WORK REQUEST. Below are the records; count the lines in which "Surgery" occurs and report only that number.
>>>
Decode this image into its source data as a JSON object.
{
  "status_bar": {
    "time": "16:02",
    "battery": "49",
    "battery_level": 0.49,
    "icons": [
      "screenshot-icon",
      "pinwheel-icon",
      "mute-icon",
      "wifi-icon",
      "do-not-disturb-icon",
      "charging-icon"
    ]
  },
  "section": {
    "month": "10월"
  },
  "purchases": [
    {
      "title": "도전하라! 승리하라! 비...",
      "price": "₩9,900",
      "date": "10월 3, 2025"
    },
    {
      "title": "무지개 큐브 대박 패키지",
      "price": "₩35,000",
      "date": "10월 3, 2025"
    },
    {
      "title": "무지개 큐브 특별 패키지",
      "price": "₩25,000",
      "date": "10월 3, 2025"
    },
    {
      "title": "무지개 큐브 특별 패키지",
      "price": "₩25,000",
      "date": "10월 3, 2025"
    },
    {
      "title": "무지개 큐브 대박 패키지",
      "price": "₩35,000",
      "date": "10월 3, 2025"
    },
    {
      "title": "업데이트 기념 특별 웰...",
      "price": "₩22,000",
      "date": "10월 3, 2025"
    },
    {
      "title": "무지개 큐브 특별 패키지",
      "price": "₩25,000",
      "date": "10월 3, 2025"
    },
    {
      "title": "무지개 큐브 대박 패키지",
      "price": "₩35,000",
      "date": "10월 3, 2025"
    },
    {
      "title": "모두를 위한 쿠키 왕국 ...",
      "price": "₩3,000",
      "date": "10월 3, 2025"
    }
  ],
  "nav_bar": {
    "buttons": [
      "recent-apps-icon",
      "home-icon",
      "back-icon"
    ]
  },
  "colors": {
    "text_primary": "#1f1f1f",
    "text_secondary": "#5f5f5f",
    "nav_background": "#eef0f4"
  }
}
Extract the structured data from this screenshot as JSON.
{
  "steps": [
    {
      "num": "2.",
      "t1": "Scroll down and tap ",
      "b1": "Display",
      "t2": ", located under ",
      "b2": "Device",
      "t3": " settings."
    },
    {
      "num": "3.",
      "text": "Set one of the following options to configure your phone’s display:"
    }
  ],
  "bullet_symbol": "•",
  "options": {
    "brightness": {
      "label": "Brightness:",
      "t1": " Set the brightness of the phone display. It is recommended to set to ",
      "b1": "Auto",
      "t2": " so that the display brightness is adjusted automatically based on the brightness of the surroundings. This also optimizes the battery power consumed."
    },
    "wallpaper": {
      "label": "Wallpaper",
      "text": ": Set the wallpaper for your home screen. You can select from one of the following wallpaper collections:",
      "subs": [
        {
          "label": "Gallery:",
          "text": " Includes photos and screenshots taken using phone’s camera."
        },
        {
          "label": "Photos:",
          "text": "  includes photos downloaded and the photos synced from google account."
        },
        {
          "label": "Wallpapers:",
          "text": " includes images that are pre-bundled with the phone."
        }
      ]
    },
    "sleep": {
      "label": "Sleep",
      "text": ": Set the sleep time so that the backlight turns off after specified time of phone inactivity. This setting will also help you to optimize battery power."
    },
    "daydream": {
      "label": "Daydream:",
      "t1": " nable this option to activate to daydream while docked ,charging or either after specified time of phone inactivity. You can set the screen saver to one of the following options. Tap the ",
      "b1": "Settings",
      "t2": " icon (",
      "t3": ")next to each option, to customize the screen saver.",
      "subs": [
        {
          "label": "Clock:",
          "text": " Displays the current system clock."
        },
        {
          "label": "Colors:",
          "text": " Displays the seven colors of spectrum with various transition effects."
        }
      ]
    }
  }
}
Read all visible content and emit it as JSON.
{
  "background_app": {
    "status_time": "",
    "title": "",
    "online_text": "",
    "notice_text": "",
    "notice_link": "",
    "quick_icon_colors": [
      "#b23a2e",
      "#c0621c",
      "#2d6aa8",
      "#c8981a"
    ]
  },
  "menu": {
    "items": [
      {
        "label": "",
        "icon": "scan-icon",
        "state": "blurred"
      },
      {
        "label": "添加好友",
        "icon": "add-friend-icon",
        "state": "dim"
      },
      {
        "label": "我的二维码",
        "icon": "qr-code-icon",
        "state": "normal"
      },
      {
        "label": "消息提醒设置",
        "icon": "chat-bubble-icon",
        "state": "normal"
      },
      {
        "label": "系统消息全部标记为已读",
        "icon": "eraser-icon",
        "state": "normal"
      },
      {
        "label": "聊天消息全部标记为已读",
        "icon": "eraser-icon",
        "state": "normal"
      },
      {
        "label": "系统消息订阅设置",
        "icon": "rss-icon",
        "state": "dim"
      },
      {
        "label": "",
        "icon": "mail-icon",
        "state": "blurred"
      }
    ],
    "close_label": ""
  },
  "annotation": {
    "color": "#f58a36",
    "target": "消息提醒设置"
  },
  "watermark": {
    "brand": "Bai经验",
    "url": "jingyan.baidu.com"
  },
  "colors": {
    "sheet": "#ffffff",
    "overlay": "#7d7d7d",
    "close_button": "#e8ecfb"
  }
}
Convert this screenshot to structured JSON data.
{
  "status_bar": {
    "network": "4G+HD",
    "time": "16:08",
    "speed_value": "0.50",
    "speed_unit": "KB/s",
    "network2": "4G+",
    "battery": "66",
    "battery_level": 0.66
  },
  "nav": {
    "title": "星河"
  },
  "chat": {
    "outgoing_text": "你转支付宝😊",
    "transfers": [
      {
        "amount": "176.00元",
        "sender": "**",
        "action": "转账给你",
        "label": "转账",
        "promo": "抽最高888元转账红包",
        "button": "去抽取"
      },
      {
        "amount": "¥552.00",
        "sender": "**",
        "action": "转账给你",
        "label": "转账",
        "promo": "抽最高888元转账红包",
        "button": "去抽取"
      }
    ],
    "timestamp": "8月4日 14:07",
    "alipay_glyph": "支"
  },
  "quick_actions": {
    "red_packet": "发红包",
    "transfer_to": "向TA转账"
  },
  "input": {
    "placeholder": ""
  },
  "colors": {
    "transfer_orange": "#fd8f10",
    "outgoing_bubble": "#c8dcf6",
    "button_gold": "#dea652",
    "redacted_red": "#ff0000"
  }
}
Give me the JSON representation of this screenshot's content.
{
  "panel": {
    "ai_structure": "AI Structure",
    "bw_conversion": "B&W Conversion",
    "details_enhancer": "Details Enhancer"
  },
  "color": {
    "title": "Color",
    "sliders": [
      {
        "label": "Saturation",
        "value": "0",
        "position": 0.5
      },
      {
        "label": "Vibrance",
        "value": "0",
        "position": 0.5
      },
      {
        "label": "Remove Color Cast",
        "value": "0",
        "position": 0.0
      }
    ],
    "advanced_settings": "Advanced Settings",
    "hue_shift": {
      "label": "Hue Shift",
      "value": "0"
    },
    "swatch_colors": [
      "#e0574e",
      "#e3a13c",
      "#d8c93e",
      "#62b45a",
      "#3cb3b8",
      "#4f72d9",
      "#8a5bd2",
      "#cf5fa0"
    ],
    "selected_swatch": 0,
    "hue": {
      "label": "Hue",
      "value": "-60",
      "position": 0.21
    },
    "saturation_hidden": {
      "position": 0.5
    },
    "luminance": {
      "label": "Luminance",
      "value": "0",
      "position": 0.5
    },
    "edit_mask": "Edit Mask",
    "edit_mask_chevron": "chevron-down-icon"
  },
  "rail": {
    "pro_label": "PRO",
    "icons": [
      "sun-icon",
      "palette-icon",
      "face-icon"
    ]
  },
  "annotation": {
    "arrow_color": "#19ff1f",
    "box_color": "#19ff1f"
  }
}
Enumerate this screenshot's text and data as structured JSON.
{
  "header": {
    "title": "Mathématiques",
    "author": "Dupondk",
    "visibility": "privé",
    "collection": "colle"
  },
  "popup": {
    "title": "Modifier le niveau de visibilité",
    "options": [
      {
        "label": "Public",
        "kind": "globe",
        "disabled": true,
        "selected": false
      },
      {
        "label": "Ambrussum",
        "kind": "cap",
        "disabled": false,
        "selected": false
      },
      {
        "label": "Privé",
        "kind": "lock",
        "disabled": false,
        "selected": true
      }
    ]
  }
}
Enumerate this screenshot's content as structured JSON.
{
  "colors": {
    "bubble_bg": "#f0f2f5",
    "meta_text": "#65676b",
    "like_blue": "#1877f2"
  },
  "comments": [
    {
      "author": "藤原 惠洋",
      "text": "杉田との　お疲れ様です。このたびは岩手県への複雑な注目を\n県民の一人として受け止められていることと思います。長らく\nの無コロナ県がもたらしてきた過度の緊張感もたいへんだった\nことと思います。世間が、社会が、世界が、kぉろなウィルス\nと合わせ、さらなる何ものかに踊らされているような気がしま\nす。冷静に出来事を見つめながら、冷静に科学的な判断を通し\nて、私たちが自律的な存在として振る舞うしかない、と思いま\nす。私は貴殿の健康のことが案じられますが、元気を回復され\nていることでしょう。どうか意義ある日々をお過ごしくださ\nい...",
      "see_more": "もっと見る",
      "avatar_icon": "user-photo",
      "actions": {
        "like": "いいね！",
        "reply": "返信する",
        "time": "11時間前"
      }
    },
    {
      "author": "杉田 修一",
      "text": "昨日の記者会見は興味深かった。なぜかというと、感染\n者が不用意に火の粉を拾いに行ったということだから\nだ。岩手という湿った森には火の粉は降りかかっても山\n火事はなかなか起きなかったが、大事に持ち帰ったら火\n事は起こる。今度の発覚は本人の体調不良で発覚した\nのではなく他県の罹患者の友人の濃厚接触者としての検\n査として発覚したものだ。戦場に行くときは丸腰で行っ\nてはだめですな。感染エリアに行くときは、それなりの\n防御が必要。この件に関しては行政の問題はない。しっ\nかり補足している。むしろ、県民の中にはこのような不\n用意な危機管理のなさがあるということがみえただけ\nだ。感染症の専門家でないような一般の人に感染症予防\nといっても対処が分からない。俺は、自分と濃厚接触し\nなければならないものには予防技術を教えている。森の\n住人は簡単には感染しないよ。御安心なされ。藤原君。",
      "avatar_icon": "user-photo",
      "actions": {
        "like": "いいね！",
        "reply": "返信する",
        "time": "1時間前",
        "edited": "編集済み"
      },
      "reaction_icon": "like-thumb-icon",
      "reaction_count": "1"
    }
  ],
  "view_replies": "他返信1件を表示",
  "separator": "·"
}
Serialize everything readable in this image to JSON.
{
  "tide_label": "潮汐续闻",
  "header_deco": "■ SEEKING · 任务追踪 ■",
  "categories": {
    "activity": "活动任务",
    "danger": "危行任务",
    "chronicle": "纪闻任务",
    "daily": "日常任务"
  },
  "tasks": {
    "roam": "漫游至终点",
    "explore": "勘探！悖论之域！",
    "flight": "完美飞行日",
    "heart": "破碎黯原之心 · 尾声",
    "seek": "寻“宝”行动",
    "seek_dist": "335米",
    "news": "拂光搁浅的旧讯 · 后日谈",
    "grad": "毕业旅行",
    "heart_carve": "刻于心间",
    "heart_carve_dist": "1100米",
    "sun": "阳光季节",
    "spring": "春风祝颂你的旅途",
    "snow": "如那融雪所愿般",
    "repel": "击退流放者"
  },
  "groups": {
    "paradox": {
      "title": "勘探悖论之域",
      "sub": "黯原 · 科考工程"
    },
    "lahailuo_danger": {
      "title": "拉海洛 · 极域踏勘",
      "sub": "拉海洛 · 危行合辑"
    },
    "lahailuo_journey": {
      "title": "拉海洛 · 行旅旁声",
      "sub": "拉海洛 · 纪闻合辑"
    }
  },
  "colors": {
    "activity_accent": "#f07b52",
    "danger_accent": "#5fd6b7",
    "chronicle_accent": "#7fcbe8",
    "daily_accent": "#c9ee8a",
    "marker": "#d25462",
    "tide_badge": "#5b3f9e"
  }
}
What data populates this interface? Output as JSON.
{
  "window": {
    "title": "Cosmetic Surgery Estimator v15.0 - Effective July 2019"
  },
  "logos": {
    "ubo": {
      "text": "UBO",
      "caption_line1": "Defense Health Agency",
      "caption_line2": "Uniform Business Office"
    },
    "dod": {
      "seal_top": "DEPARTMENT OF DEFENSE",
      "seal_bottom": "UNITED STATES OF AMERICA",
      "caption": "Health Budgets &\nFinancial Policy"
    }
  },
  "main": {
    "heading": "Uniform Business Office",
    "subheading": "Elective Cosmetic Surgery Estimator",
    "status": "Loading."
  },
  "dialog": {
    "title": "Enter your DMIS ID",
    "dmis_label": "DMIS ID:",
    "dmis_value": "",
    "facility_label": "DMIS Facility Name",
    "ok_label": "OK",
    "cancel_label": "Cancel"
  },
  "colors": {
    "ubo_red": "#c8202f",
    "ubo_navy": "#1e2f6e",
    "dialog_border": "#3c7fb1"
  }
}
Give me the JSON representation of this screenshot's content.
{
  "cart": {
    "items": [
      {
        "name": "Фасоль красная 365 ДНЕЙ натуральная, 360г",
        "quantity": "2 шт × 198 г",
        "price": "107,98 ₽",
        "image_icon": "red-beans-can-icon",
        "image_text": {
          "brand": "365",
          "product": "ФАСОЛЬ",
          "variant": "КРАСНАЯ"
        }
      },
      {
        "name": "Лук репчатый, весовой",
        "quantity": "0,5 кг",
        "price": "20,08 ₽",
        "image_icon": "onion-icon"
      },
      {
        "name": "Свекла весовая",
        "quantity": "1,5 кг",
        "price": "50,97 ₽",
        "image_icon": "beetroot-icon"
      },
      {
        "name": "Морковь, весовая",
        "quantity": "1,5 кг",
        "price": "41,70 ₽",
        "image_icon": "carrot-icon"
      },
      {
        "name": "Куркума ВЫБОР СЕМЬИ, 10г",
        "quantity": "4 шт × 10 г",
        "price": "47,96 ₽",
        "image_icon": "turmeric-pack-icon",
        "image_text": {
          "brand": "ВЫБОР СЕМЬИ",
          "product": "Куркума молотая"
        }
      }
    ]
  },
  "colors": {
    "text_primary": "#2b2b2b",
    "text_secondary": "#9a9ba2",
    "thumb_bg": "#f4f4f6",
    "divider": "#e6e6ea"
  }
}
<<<
REPLY TO THE TASK. 2